Excerpts from an interface dataset

--------

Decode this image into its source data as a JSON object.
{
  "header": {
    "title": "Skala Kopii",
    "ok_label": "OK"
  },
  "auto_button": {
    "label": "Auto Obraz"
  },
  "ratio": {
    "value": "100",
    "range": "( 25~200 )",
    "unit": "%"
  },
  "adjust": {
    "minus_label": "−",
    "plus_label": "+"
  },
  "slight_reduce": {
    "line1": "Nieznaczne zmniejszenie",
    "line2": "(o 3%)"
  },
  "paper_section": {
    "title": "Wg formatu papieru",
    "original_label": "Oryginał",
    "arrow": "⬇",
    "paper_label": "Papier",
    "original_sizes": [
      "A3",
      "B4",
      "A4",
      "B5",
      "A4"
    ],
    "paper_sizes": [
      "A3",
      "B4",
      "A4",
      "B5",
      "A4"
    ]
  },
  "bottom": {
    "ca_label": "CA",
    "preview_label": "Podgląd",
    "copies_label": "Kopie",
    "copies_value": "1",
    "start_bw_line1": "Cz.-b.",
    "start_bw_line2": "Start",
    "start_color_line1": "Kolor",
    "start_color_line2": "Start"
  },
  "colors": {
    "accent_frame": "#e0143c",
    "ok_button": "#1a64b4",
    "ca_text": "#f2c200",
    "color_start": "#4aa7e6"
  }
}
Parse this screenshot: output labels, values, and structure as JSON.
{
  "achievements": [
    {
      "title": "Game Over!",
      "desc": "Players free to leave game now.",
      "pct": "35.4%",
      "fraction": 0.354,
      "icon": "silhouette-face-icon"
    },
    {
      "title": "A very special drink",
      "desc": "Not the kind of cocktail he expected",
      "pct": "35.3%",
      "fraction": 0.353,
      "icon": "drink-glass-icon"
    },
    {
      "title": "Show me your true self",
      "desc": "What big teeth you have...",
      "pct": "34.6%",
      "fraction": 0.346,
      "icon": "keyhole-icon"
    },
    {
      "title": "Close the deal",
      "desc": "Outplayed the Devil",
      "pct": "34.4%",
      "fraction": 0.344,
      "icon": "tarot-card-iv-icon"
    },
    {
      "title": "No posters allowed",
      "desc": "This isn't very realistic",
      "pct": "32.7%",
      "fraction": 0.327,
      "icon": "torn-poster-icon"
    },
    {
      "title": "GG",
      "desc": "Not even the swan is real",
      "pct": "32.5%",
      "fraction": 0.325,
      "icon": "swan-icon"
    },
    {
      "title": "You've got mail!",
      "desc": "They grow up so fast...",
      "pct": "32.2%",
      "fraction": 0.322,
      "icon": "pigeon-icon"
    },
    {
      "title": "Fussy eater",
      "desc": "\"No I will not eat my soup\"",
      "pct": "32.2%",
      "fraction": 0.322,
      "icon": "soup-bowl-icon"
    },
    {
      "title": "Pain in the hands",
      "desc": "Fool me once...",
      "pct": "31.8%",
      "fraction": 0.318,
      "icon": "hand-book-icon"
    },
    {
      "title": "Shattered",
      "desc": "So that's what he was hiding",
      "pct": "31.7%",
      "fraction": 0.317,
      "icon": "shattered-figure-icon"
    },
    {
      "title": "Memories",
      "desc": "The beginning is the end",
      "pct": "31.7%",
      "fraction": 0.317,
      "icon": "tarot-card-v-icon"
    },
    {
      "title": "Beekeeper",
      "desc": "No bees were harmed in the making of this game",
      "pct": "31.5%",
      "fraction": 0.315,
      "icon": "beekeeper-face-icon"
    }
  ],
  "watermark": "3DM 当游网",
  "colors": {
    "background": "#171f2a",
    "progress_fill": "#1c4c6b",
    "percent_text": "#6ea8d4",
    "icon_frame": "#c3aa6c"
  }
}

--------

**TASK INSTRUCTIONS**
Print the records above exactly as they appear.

**RESULT**
Decode this image into its source data as a JSON object.
{
  "header": {
    "title": "Skala Kopii",
    "ok_label": "OK"
  },
  "auto_button": {
    "label": "Auto Obraz"
  },
  "ratio": {
    "value": "100",
    "range": "( 25~200 )",
    "unit": "%"
  },
  "adjust": {
    "minus_label": "−",
    "plus_label": "+"
  },
  "slight_reduce": {
    "line1": "Nieznaczne zmniejszenie",
    "line2": "(o 3%)"
  },
  "paper_section": {
    "title": "Wg formatu papieru",
    "original_label": "Oryginał",
    "arrow": "⬇",
    "paper_label": "Papier",
    "original_sizes": [
      "A3",
      "B4",
      "A4",
      "B5",
      "A4"
    ],
    "paper_sizes": [
      "A3",
      "B4",
      "A4",
      "B5",
      "A4"
    ]
  },
  "bottom": {
    "ca_label": "CA",
    "preview_label": "Podgląd",
    "copies_label": "Kopie",
    "copies_value": "1",
    "start_bw_line1": "Cz.-b.",
    "start_bw_line2": "Start",
    "start_color_line1": "Kolor",
    "start_color_line2": "Start"
  },
  "colors": {
    "accent_frame": "#e0143c",
    "ok_button": "#1a64b4",
    "ca_text": "#f2c200",
    "color_start": "#4aa7e6"
  }
}
Parse this screenshot: output labels, values, and structure as JSON.
{
  "achievements": [
    {
      "title": "Game Over!",
      "desc": "Players free to leave game now.",
      "pct": "35.4%",
      "fraction": 0.354,
      "icon": "silhouette-face-icon"
    },
    {
      "title": "A very special drink",
      "desc": "Not the kind of cocktail he expected",
      "pct": "35.3%",
      "fraction": 0.353,
      "icon": "drink-glass-icon"
    },
    {
      "title": "Show me your true self",
      "desc": "What big teeth you have...",
      "pct": "34.6%",
      "fraction": 0.346,
      "icon": "keyhole-icon"
    },
    {
      "title": "Close the deal",
      "desc": "Outplayed the Devil",
      "pct": "34.4%",
      "fraction": 0.344,
      "icon": "tarot-card-iv-icon"
    },
    {
      "title": "No posters allowed",
      "desc": "This isn't very realistic",
      "pct": "32.7%",
      "fraction": 0.327,
      "icon": "torn-poster-icon"
    },
    {
      "title": "GG",
      "desc": "Not even the swan is real",
      "pct": "32.5%",
      "fraction": 0.325,
      "icon": "swan-icon"
    },
    {
      "title": "You've got mail!",
      "desc": "They grow up so fast...",
      "pct": "32.2%",
      "fraction": 0.322,
      "icon": "pigeon-icon"
    },
    {
      "title": "Fussy eater",
      "desc": "\"No I will not eat my soup\"",
      "pct": "32.2%",
      "fraction": 0.322,
      "icon": "soup-bowl-icon"
    },
    {
      "title": "Pain in the hands",
      "desc": "Fool me once...",
      "pct": "31.8%",
      "fraction": 0.318,
      "icon": "hand-book-icon"
    },
    {
      "title": "Shattered",
      "desc": "So that's what he was hiding",
      "pct": "31.7%",
      "fraction": 0.317,
      "icon": "shattered-figure-icon"
    },
    {
      "title": "Memories",
      "desc": "The beginning is the end",
      "pct": "31.7%",
      "fraction": 0.317,
      "icon": "tarot-card-v-icon"
    },
    {
      "title": "Beekeeper",
      "desc": "No bees were harmed in the making of this game",
      "pct": "31.5%",
      "fraction": 0.315,
      "icon": "beekeeper-face-icon"
    }
  ],
  "watermark": "3DM 当游网",
  "colors": {
    "background": "#171f2a",
    "progress_fill": "#1c4c6b",
    "percent_text": "#6ea8d4",
    "icon_frame": "#c3aa6c"
  }
}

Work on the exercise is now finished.